She offers a possible solution, one that certainly would make a difference, if it could be implemented. Somehow, though, I think it might be a way off yet. Perhaps if we all (not only black South Africans), employed Sivuyile Ngesi’s philosophy in ‘That’s how we Toyi-toyi’, and deliberately boycott any establishment that condones even the most subtle racism, we can, at the very least, make a statement.
A few of the pieces mention how Whites have usurped Mandela’s words of peace and unity and turned them into silencers for those who feel the burn of systemic racism in our country. I have never thought about it that way and, honestly, I have used this argument myself. Yolisa’s piece about Mandela Day was also a breath of fresh air in the stuffy room that is self-congratulatory standard.
Also, as Lwandile Fikeni says in ‘Times are changing’; “Our former heroes have become potential adversaries, our former enemies likely allies”. This particular article echoes Biko’s ‘Black Souls in White Skins’ with a slight twist on “liberals”. Loyisa Gola points a comical finger at Jacob Zuma and the post apartheid government. I agree with him, though, that the president should really consider doing any speeches in Zulu from now on.
In a letter to the SRC presidents in 1970, Biko explains why the creation of SASO was necessary. He says “It was felt that a time had come when Blacks had to formulate their own thinking, unpolluted by ideas emanating from a group with lots at stake in the status quo.” I feel that Qunta’s anthology has the same core function. As a white person, I am humbled and disgusted by the systemic racism that has slid so easily passed my consciousness without even raising a flag.
As philosopher Karl Jasper said about metaphysical guilt; “solidarity is violated by my presence at a wrong or a crime.
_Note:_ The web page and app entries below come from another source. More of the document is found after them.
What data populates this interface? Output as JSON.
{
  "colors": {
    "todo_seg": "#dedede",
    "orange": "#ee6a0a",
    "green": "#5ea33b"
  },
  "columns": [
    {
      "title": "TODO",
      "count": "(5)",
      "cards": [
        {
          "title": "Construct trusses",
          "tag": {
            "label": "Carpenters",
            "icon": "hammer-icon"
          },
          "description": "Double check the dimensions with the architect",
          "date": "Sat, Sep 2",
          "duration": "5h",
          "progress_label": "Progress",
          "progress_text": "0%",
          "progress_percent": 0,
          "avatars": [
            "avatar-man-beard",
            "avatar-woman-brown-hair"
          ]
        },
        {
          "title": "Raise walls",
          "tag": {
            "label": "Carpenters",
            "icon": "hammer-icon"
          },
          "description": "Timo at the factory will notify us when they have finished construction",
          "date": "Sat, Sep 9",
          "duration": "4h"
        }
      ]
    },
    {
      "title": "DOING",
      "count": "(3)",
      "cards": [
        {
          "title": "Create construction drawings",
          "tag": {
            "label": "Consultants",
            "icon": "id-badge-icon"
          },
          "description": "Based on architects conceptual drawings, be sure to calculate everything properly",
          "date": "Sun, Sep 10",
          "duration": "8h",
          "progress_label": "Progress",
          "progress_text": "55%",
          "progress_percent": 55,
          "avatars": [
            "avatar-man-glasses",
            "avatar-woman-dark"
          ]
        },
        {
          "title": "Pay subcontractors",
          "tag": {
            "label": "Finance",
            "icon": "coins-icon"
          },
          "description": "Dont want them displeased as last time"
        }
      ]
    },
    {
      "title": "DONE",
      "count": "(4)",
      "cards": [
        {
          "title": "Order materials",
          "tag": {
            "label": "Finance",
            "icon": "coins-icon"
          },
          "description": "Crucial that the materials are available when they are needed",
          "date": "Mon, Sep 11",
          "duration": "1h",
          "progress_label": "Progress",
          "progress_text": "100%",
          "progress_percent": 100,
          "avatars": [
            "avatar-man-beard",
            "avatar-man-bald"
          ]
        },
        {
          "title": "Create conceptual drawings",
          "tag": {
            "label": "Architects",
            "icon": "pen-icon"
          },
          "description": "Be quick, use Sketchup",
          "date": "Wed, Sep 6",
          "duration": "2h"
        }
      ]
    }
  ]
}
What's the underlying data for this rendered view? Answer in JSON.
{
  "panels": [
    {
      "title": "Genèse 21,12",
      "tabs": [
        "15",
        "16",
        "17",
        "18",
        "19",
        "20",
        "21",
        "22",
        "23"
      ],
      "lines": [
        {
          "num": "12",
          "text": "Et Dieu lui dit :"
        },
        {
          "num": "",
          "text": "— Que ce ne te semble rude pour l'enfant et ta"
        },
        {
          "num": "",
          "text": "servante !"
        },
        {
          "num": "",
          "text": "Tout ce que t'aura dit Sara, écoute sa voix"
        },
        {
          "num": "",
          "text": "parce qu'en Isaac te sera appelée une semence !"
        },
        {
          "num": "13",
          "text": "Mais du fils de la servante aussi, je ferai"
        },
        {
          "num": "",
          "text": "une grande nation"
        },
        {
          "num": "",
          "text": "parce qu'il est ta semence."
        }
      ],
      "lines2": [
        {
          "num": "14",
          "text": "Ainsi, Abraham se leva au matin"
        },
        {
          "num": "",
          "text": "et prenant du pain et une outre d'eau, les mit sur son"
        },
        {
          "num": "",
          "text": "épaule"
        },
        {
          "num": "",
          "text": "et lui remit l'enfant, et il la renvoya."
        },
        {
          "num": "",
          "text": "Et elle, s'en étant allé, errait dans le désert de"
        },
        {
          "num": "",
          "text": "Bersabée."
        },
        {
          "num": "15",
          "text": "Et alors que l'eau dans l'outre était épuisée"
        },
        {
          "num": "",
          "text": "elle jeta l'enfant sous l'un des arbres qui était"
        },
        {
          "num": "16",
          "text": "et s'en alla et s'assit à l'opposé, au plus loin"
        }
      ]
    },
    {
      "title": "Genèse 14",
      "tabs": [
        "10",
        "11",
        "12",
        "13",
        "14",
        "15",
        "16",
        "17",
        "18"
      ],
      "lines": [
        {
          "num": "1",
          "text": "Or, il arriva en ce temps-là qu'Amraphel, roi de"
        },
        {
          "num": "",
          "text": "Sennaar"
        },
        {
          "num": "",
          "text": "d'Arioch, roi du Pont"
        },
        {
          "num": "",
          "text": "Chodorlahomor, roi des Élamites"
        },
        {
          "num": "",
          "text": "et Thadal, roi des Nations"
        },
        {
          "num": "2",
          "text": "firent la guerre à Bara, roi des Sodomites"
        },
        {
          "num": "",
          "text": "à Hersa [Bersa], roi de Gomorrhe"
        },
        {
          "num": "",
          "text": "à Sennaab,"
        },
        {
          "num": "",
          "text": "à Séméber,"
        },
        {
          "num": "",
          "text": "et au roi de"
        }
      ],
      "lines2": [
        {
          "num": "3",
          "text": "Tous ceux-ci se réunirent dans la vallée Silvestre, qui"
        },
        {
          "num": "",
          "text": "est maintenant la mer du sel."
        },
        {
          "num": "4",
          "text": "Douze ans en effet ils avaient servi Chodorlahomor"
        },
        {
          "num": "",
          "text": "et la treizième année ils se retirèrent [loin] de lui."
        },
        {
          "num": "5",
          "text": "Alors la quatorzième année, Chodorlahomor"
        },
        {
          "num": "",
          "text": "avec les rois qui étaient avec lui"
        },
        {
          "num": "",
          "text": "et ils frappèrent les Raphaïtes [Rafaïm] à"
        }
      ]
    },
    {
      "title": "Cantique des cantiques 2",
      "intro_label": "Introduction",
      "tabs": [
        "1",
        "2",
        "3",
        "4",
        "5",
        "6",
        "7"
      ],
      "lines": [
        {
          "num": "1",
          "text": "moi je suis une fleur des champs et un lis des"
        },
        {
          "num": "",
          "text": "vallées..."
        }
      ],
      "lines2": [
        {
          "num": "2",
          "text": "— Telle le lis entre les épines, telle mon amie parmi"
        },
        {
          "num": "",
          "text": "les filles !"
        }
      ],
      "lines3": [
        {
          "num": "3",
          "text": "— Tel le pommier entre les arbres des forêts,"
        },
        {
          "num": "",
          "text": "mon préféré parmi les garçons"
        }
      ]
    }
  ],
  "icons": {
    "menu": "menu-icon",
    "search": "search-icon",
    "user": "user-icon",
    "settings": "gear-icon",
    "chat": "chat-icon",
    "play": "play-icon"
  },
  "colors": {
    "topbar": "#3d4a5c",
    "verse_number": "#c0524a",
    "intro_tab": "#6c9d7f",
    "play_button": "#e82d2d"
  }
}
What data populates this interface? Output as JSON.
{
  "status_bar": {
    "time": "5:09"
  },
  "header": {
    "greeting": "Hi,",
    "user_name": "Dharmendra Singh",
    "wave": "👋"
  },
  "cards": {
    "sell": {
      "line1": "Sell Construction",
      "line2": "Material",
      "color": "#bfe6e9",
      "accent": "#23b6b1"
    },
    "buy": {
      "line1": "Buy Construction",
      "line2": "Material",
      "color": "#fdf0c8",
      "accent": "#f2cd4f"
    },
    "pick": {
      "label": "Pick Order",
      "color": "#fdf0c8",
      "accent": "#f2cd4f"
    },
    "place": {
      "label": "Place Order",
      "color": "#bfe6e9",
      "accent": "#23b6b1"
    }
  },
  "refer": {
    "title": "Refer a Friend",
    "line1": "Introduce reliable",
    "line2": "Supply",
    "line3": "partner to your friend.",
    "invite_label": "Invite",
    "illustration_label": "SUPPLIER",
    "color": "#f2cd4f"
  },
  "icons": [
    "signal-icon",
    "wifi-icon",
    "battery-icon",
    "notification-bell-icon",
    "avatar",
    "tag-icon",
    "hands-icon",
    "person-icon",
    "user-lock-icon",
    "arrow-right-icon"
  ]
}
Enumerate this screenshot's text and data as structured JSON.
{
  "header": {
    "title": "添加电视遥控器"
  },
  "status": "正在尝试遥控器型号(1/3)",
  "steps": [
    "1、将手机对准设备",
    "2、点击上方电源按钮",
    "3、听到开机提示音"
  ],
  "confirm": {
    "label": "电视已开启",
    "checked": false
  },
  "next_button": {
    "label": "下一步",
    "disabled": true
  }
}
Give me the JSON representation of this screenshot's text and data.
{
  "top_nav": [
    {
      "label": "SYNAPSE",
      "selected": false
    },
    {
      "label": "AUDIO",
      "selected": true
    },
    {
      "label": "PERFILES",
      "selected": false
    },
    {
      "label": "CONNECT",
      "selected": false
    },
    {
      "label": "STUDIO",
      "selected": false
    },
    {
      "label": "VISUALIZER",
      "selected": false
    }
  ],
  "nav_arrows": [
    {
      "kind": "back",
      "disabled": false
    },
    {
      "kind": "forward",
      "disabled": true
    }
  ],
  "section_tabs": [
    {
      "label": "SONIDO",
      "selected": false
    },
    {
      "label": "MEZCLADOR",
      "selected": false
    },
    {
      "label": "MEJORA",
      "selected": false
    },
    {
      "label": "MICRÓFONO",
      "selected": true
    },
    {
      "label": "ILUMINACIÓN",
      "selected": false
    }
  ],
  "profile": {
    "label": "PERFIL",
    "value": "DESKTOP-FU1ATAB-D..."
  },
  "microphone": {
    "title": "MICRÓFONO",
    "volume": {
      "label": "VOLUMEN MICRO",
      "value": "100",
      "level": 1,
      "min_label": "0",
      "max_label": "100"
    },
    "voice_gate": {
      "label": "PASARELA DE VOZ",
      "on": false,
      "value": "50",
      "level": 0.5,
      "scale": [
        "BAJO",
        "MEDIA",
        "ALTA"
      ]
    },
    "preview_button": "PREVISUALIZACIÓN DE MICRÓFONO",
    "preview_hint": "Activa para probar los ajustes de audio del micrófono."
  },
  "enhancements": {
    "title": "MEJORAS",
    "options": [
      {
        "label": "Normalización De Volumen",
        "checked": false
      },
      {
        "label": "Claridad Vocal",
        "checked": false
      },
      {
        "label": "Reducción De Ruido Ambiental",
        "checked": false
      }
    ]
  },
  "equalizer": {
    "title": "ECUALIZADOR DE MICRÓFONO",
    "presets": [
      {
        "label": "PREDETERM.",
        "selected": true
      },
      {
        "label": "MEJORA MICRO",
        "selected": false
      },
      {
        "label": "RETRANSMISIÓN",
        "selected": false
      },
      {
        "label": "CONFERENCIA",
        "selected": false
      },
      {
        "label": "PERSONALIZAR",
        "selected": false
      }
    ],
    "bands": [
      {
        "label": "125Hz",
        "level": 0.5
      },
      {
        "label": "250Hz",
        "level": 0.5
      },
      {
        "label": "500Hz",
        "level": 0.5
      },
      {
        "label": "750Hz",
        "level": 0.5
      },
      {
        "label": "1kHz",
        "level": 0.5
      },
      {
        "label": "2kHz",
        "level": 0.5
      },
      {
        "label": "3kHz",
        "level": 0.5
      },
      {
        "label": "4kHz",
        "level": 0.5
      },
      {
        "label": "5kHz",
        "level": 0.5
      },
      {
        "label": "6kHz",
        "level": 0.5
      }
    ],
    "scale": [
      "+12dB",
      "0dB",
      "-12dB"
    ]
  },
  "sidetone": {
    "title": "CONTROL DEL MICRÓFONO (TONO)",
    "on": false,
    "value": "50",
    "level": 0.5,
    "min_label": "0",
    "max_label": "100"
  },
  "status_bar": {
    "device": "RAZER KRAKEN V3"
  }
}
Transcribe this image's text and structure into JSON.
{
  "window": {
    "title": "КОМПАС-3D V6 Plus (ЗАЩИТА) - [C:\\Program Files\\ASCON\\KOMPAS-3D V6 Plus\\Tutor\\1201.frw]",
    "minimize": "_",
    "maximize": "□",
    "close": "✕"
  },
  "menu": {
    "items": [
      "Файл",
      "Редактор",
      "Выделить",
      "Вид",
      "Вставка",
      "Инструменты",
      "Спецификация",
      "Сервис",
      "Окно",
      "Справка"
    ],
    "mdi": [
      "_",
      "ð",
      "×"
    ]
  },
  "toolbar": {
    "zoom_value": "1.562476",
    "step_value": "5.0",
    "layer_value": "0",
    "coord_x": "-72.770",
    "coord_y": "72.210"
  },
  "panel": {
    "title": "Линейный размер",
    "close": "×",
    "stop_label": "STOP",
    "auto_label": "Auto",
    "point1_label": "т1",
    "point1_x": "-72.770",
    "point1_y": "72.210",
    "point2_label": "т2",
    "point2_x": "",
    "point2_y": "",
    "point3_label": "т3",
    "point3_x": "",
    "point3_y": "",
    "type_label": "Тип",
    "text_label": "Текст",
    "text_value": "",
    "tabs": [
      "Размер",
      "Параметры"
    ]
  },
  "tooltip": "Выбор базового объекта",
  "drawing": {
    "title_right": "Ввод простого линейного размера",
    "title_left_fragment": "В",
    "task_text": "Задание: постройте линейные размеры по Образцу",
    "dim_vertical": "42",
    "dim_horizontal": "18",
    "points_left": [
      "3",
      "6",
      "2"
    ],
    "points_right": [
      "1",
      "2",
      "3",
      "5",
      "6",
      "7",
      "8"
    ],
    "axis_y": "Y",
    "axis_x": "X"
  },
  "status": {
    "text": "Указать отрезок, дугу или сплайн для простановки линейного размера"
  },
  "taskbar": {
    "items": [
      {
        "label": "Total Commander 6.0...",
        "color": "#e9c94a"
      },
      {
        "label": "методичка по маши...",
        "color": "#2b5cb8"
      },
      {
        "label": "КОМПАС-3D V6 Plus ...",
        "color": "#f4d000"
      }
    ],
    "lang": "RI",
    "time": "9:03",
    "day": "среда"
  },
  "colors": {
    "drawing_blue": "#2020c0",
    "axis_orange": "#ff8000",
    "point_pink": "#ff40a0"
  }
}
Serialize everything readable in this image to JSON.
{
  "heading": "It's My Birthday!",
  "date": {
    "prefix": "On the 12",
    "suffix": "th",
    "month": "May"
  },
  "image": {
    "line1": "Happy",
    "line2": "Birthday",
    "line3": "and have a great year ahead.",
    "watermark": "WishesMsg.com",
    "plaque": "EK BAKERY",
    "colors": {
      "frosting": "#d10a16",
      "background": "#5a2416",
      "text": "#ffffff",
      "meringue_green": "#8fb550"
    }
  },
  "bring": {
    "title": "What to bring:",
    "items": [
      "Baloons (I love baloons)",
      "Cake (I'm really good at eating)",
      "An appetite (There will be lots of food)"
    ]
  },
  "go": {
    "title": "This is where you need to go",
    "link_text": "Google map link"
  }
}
It is not enough that I cautiously risk my life to prevent it; if it happens, and I was there, and if I survive where the other is killed, I know from a voice within myself: I am guilty of being still alive.”
I will continue to call myself South African and to be proud of this country. But now, I will stop denying endemic racism and allow Africans to make their voices heard.
As Mathe says later, “Black is rising. Azania is rising.”